Classroom Connect is currently recruiting for volunteers. Click here if you are interested.
FACTS: Refugees, asylum seekers and internally displaced persons (IDPs)
At the end of 2009, there were 43.3 million forcibly displaced people worldwide due to conflict and persecution, according to the United Nations Refugee Agency, UNHCR. This is the highest number since the mid-1990s.
Of these 43.3 million people:
- 15.2 million were refugees,
- 983,000 were asylum seekers, and
- 27.1 million were internally displaced persons (IDPs).
In 2009, one out of four refugees in the world was from Afghanistan (2.9 million) and 41% of refugees and asylum seekers were children under 18 years of age.
Difference between refugees, asylum seekers, IDPs?
The 1951 Refugee Convention (to which Australia is a signatory) establishing the UNHCR defines a refugee as someone who “owing to a well-founded fear of being persecuted for reasons of race, religion, nationality, membership of a particular social group or political opinion, is outside the country of his/her nationality, and is unable to, or owing to such fear, is unwilling to avail himself/herself of the protection of that country”.
Refugees are people who have been determined by the UNHCR, the Australian Government or another government as meeting the criteria for refugee status as set out in the Refugee Convention.
Asylum seekers are people who have applied for protection and are awaiting a determination of their status.

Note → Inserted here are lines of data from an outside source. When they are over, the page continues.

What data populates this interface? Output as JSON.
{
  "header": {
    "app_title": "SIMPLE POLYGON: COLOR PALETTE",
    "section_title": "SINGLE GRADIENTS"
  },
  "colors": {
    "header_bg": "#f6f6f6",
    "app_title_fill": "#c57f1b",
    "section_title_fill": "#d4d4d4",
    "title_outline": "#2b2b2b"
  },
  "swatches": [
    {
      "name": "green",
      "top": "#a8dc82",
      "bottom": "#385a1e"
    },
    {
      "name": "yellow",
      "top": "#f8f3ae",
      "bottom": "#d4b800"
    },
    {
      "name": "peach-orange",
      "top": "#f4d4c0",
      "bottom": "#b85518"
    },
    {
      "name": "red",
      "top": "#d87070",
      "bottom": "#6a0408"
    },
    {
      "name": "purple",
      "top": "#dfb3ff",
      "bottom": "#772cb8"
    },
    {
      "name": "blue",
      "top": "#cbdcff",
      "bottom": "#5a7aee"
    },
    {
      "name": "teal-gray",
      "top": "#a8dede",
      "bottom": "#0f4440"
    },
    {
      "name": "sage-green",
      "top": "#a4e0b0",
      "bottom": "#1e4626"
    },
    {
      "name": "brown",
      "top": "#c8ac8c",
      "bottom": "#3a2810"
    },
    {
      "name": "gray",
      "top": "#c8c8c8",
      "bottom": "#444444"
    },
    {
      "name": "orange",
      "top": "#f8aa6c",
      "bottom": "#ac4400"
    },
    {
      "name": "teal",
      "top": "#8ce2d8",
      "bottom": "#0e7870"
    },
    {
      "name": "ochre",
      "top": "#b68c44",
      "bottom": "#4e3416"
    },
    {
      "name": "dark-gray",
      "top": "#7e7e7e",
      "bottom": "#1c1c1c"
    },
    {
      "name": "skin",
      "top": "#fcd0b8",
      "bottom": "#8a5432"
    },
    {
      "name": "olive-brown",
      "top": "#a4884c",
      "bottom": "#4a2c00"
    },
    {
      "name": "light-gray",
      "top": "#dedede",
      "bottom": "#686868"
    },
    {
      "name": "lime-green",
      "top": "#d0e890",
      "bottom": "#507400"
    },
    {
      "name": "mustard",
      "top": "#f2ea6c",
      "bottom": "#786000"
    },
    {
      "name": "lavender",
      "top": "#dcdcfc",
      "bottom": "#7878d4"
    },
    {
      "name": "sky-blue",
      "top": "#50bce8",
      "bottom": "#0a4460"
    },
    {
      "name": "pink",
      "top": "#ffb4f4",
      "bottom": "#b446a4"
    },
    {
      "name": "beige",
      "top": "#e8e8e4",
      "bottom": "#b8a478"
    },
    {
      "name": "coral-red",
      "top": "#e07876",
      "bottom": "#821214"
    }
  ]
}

Not all asylum seekers will be determined to be refugees.
Internally displaced persons (IDPs) are often wrongly called refugees. Unlike refugees, IDPs have not crossed an international border to find sanctuary but have remained inside their home countries.
You can support Mercy Works Inc.’s community development programmes online or by contacting us on (02) 9564 1911.